Excerpts from an interface dataset:
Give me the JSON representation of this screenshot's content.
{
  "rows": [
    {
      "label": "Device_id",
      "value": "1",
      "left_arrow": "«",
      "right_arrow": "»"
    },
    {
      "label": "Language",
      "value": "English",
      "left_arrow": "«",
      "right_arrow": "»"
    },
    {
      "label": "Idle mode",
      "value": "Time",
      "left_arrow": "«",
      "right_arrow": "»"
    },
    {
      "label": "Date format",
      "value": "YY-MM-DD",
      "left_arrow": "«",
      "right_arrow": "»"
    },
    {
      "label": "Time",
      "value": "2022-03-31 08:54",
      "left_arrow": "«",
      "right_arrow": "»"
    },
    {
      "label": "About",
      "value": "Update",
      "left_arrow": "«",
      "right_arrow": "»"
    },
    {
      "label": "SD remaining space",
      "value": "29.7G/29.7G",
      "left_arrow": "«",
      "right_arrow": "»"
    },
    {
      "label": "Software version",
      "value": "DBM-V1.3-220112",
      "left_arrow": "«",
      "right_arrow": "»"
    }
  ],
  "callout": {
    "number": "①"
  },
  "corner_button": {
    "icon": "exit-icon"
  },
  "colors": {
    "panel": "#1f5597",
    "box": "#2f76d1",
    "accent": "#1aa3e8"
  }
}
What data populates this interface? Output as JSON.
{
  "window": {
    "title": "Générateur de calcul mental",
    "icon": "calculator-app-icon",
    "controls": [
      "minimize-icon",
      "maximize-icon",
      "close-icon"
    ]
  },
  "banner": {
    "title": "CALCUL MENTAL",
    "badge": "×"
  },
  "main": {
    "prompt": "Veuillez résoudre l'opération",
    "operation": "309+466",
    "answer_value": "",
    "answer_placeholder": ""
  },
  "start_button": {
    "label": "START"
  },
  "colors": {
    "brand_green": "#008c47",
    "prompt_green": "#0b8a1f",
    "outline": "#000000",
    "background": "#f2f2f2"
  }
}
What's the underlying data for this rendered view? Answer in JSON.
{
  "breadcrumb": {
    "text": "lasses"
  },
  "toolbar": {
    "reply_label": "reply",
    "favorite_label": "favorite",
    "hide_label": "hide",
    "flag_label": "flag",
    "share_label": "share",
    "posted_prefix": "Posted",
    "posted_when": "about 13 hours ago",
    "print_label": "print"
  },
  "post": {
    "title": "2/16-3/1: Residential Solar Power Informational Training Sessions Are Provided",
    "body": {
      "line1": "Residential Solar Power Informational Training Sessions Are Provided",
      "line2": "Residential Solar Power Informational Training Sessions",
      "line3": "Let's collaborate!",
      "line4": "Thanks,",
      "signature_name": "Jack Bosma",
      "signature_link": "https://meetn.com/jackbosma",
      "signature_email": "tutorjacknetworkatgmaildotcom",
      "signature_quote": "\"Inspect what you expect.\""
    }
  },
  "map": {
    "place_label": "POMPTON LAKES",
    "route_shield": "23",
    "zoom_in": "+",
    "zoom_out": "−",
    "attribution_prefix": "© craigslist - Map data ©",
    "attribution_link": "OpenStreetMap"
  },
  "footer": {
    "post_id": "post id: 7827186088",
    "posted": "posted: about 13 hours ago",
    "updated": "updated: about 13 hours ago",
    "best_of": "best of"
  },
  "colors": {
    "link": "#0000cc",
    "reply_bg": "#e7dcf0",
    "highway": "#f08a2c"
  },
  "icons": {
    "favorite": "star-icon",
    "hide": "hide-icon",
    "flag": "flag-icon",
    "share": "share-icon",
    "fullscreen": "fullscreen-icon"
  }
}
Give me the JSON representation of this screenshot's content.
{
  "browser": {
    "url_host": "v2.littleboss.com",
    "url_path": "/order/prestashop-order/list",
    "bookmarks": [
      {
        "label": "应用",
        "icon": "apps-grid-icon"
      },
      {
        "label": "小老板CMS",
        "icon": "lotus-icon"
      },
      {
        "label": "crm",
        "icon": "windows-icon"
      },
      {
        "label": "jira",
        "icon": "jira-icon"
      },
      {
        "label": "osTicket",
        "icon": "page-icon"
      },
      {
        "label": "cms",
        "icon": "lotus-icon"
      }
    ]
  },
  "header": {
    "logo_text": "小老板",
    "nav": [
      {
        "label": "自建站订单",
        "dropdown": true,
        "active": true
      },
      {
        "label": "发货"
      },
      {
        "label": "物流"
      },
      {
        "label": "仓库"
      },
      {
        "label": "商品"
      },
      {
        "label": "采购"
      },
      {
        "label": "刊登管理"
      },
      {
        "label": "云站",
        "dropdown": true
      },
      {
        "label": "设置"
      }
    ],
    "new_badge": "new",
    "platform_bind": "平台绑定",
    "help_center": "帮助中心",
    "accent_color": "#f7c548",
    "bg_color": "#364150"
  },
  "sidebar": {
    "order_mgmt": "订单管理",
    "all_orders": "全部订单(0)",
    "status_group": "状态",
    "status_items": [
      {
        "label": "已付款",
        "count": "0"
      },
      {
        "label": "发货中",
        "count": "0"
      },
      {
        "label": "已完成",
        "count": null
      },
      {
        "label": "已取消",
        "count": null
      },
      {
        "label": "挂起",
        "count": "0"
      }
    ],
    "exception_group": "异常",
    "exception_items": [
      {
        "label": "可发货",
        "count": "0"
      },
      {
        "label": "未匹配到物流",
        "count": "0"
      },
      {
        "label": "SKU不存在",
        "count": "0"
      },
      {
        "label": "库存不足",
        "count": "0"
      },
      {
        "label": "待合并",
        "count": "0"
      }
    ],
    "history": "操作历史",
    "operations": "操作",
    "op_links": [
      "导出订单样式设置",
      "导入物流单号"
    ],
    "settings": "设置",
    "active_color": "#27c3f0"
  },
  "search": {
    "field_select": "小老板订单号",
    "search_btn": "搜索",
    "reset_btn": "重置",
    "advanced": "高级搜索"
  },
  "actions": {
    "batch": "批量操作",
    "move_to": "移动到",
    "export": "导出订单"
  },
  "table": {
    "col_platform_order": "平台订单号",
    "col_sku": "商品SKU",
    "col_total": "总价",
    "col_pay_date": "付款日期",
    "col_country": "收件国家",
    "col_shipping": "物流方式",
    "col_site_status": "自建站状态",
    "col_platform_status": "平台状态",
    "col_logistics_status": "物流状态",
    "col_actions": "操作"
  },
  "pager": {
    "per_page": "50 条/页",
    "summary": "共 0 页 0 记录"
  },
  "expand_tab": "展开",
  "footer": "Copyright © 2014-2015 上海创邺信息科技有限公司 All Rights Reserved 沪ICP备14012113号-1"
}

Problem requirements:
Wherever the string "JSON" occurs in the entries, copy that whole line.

Exercise answer:
Give me the JSON representation of this screenshot's content.
What data populates this interface? Output as JSON.
What's the underlying data for this rendered view? Answer in JSON.
Give me the JSON representation of this screenshot's content.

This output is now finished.